2. We have left the door of the office open the last 2 days (weekend) while in the house and able to supervise so that both cats can come and go. Spencer keeps going up into the office and lounging, but is also following Josie around on the second floor. An example of something out of the ordinary for him; Spencer has NEVER hid under the bed. Josie was under the bed in the guest room, and Spencer was under there with her on the opposite side. Both laying down on their sides, relaxed. Spencer will also hang outside of the guest room if Josie is in there. Is he hanging so close to intimidate her or control the situation? Is this a bad behavior? Or does the fact that they are both relaxing in the same room mean things are going well? Spencer will follow our dog around in the house and outside and often lays within a few feet of the dog to relax.
3. Both nights, Josie didn't want to go back to the office, so we went to bed with the office door open, and both nights Spencer has chased Josie up there. She has meowed, but no other aggressive noises happened. Is this playing or aggression?

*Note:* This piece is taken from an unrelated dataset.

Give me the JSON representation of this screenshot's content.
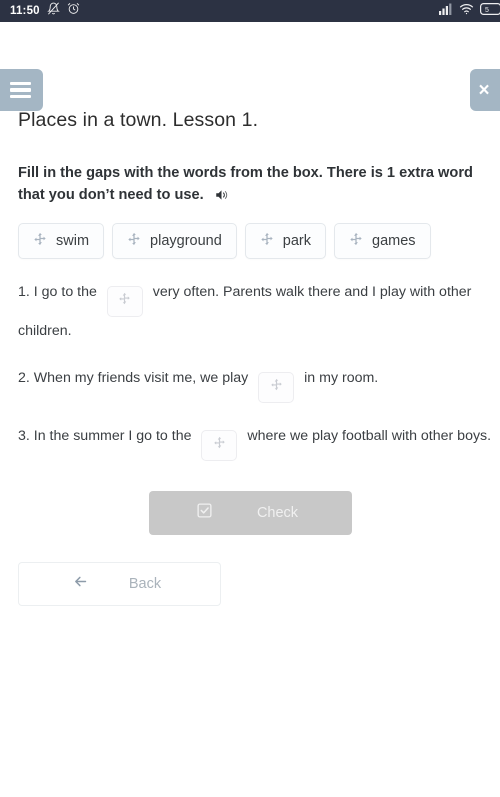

4. Spencer is more curious and Josie is more skiddish by nature and the way they have lived. So far I feel that things are going well, but I dont want Spencer to limit Josie's ability to explore the house, and I definitely don't want anyone to start spraying. I am planning on continuing to separate during the day and night when the cats are not supervised, but do I need to take it back a step to feeding on opposite sides of the gate until Josie starts eating? I know this was a lot for her so quickly, but I also cannot see us keeping them separate for 6 months with our work schedules, etc.
Thank you for taking the time to read and for your advice!